Assignment ▸ Figure out how many lines in these records contain "Teilgrundstücks". Only the number belongs in the reply.

Given records ▸
<<<<
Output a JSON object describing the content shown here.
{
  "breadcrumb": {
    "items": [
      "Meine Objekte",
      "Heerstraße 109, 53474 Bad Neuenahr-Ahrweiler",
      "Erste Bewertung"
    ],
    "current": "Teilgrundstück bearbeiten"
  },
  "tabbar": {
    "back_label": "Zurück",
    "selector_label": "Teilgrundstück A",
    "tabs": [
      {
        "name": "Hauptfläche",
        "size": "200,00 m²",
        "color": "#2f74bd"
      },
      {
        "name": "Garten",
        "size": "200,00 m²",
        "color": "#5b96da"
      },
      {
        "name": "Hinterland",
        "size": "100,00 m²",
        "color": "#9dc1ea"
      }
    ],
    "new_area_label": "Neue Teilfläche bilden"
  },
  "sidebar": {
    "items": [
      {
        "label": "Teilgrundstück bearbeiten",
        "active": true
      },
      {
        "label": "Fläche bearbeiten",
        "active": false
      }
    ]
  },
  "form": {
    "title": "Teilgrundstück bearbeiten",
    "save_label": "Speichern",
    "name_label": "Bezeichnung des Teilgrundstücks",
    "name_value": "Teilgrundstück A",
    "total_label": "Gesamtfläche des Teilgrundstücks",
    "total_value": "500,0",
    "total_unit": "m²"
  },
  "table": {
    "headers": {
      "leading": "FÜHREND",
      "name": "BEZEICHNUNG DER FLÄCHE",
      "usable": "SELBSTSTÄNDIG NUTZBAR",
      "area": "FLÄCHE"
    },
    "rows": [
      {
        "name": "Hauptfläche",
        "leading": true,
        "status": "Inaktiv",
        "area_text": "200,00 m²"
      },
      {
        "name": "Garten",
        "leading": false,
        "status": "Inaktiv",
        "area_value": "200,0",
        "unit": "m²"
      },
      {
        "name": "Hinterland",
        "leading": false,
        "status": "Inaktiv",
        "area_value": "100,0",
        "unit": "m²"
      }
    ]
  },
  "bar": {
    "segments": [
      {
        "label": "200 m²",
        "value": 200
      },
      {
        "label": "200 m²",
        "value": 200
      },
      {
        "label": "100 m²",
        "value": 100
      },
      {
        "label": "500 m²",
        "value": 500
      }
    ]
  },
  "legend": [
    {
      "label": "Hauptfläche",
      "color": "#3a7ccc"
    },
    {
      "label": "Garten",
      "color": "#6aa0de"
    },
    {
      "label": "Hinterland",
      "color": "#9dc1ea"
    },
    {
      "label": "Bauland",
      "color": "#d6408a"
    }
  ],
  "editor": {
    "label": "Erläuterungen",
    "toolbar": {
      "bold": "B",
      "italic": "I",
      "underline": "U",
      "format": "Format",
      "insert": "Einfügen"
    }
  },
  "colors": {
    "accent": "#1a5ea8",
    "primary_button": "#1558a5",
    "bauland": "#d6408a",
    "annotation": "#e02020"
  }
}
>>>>
Exercise response ▸ 2